During a National Organic Standards Board (NOSB) webinar, NOP Deputy Administrator Miles McEvoy extolled the new “flexibility” of his program in allowing organic certification of operations not permitted by regulations. Although the webinar focused on the program’s allowance of hydroponics, Mr. McEvoy’s comments apply to a wide variety of permitted practices for which USDA has yet to approve standards.
Some NOSB members pointed out the problems with NOP’s arbitrary approach to standards –that the criteria for approving them have not gone through the transparent public review process required by law; that problems of health and environmental impacts and consistency with organic principles may be discovered during the public process; that consumers expect certification to be based on uniform standards enforced consistently; and that once such practices are allowed, it is extremely difficult to prohibit them. Other NOSB members appeared to approve of NOP’s “flexible” (arbitrary) procedures.
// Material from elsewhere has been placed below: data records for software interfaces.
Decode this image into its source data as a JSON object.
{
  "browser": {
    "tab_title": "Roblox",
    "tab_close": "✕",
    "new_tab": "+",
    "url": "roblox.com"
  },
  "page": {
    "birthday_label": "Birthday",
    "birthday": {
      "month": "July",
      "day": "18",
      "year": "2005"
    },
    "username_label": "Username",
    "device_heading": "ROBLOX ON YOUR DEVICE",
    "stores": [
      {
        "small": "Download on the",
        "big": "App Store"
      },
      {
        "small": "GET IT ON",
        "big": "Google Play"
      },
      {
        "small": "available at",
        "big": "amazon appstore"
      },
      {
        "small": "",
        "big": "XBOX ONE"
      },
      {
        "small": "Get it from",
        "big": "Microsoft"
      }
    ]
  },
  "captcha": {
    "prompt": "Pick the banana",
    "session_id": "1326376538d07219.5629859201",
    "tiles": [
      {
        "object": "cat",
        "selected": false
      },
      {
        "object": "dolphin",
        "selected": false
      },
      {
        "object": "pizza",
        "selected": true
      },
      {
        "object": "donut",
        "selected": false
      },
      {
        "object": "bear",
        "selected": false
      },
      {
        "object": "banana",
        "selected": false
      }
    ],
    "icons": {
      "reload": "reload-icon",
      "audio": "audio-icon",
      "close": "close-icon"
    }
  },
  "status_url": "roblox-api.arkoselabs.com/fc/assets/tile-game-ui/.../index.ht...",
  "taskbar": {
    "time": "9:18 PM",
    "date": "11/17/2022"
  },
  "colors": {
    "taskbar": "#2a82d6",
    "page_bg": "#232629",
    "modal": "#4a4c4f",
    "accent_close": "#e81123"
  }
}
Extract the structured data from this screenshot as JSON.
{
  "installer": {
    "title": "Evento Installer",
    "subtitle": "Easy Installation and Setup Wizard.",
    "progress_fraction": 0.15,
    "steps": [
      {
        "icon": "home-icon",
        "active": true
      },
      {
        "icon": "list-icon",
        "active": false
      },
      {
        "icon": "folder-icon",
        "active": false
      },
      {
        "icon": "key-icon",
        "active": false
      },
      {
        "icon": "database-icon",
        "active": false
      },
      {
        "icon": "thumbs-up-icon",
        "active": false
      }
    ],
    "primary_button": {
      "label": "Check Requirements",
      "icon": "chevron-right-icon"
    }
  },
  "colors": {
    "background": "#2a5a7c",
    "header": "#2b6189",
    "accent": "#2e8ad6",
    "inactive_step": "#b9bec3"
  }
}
NOSB member Harriet Behar put the matter succinctly: “Without clear, consistent standards, the integrity of the entire label is at risk. It is not acceptable to allow different certifiers to interpret the regulations in lots of different ways. This is the whole reason for the label - consumer trust that stems from uniform standards, enforced in a consistent way, and backed by good process.”
This action allows you to send letters to Deputy Administrator McEvoy and Secretary of Agriculture Sonny Perdue, and your Congressional delegation, and will take you to Regulations.gov, where you can enter a comment for the NOSB. See some suggested language below.
Suggested comment to NOSB:
Dear NOSB members:
During the National Organic Standards Board (NOSB) webinar on August 14, National Organic Program (NOP) Deputy Administrator Miles McEvoy applauded the “flexibility” of his program in allowing organic certification of operations not permitted by regulations. Although the webinar was focused on hydroponics, Mr. McEvoy’s comments applied to a wide variety of production areas where USDA has yet to approve standards. In accordance with your responsibilities under the Organic Foods Production Act (OFPA) to advise the Secretary on implementation of the act, please tell NOP to correct this statement through a policy memo that explains the necessity of developing standards before allowing certification. Regardless of your feelings about the hydroponics issue, please let NOP know that it must follow the rule of law, rather than arbitrarily allowing certification decisions to be made in the hodge-podge of actions that OFPA was designed to avoid.
The Organic Foods Production Act (OFPA) provides requirements for the organic label in law, and regulations. These legal standards are developed through a transparent public process that ensures that they are not arbitrary, but meet the needs of organic producers and consumers. The law and the standards are public documents, which keep certifiers accountable. The purposes of OFPA are stated in §6501:
It is the purpose of this chapter—
(1) to establish national standards governing the marketing of certain agricultural products as organically produced products;
(2) to assure consumers that organically produced products meet a consistent standard; and
(3) to facilitate interstate commerce in fresh and processed food that is organically produced.
To suggest that organic is “flexible” enough to certify products for which there are no standards is a dangerous mistake. This sort of thinking has landed us in the predicament in which we currently find ourselves with hydroponics –where some certifiers certify hydroponic operations as organic, while others do not.
Certifiers interpret and consistently apply standards through the certification process and are held accountable through NOP accreditation. We cannot expect certifiers to uphold the integrity of the label in the absence of clear, applicable standards. The standards must come first, created through a public process, with the certified products following.
NOP must correct this statement through a policy memo that explains the necessity of developing standards before allowing certification.
Thank you for your attention to this urgent issue.